I went into labor that night and gave birth that night at about 2:30 in the morning after three and a half hours labor that was virtually pain-free and what I would call perfection. Intense and powerful, but perfection nonetheless. I was 42 weeks and 3 days when I delivered and he was 9 lbs 15 oz of absolute perfection. I called the doctor’s office the next day to tell the ultrasound tech how big he was and that I did it! His birth story and video montage make me cry every time I watch it. He is just so amazing to me.

But my journey of Cholestasis didn’t end with that one pregnancy. It is very common and expected to repeat with subsequent pregnancies and I was pregnant again just 8 months after giving birth. I was, of course, highly concerned that the itching would crop up again and I would have to go through the entire process all over again. Just because it worked out one time doesn’t mean that this next time it wouldn’t have been more severe of a case.

301 days preg

301 days pregnant, or 43 weeks pregnant Jan 2012

So I started taking the milk thistle right from the first trimester. Then in the third trimester I jumped the dose and also added the dandelion leaf, both in capsule form this time. I was taking about 4-6 capsules spread out over the day, every day, in the first trimester and then about 12 per day in the third. And like before, I was highly consistent with my dosing and had a wonderful midwife again that was a hospital based CNM that monitored my progress and condition. At the different times we checked my liver levels I was normal and never was diagnosed with Cholestasis with that pregnancy. I have high-risk pregnancies due to the Cholestasis, but there is very little that is a direct risk to the labor and birth process from it, especially with my levels being in the normal range both times. This time I even went to 43 weeks at 4 days and had him at home, unassisted. His birth story is so tender to me and I’m so glad I wrote it up right away.

Please note: Do NOT attempt to self-treat or diagnosis this condition. As I said earlier, it can be very serious and may not be obvious how serious it is until it is too late. I am not one to motivate by fear, in fact I do all I can to not do anything out of fear, but I want to be very clear that this is a serious medical condition and requires care by a physician or qualified midwife to handle it. I also don’t monitor this blog much currently so I am not responding to comments hardly at all but leave this up for hopes it’ll still help.

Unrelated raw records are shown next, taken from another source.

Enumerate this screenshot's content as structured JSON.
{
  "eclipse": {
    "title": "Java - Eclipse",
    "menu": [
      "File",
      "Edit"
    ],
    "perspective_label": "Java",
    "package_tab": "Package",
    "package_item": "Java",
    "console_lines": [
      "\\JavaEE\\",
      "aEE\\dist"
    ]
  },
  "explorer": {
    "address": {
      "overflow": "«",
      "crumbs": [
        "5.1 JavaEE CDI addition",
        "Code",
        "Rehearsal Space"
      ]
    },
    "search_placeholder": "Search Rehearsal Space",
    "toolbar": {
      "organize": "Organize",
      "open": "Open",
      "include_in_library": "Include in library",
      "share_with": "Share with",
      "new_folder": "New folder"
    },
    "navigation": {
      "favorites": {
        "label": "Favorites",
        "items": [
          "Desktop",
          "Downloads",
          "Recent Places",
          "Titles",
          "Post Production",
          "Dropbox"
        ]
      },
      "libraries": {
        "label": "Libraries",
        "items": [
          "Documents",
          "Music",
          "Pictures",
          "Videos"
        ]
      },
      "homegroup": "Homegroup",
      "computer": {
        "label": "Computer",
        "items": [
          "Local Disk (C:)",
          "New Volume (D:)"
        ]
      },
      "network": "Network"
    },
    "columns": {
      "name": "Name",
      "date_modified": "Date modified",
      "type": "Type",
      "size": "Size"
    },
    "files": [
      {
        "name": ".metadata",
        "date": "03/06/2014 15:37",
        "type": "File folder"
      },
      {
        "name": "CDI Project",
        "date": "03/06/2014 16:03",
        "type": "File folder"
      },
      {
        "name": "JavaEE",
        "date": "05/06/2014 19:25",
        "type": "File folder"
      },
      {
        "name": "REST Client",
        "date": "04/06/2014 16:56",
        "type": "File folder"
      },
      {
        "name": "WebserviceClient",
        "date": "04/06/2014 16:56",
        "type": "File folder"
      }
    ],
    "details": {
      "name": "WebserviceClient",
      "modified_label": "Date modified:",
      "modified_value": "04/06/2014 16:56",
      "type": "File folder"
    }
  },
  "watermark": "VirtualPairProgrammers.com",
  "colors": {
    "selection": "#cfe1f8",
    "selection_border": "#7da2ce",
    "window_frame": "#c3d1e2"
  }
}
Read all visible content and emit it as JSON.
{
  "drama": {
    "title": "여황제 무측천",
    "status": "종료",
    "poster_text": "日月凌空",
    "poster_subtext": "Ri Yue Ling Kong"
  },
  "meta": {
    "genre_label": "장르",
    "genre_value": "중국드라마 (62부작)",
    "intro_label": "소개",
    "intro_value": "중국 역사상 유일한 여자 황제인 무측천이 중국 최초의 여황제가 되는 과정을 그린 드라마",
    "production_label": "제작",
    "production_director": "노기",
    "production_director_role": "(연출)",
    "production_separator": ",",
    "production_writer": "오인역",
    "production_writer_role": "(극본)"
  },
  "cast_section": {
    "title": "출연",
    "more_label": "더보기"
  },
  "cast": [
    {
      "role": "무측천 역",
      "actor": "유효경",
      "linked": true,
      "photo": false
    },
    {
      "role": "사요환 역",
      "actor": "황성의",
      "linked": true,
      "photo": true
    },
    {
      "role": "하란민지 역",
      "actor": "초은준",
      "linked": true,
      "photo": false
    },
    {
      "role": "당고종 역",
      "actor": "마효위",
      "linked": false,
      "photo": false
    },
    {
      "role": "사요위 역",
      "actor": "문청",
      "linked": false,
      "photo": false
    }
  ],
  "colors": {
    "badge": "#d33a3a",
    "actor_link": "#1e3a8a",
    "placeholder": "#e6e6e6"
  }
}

I plan to always watch things with every pregnancy I have in the future as well but have also been trying to love and support my liver in between pregnancies. I also have come to know that Cholestasis is a condition that highly involves the gallbladder and ties in with this post of a gallbladder attack I had just last year.

What has YOUR experience been with Cholestasis? I would love to hear about it!